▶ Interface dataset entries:
<<<<
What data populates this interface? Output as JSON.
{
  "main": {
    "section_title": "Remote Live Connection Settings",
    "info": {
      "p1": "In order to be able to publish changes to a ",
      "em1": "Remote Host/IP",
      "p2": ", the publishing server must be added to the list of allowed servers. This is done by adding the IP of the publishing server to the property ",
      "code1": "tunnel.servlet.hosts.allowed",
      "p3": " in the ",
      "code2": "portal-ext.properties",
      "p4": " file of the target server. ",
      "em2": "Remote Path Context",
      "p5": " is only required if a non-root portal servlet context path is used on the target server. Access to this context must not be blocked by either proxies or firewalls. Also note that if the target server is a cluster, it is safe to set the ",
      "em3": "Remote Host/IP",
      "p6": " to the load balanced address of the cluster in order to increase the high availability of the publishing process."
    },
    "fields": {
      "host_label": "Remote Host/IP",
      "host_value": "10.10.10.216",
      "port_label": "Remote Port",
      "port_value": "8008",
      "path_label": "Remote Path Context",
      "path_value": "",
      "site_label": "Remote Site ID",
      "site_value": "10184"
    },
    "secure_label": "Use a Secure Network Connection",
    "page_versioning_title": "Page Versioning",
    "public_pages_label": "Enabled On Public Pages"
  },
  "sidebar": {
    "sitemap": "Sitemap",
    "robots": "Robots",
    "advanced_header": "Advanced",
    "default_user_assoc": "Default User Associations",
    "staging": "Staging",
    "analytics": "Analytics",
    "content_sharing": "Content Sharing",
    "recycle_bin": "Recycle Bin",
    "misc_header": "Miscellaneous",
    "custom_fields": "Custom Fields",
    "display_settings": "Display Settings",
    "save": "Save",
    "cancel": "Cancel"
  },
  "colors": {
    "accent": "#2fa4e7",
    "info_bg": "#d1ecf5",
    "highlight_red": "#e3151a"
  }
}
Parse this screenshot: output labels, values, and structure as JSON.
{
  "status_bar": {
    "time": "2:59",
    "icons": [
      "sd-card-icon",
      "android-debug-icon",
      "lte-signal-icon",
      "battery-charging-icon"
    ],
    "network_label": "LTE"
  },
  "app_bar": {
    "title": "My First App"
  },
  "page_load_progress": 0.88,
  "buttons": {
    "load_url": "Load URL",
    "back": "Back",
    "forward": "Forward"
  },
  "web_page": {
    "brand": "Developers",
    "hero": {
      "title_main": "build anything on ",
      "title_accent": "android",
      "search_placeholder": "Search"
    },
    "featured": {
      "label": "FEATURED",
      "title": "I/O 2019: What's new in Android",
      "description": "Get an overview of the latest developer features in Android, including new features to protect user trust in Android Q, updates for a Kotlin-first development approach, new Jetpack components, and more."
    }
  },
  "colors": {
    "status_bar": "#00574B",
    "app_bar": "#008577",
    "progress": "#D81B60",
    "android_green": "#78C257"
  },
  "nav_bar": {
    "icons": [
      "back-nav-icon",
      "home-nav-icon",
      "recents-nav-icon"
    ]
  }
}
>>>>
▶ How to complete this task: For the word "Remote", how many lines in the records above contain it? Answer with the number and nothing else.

▶ Response: 8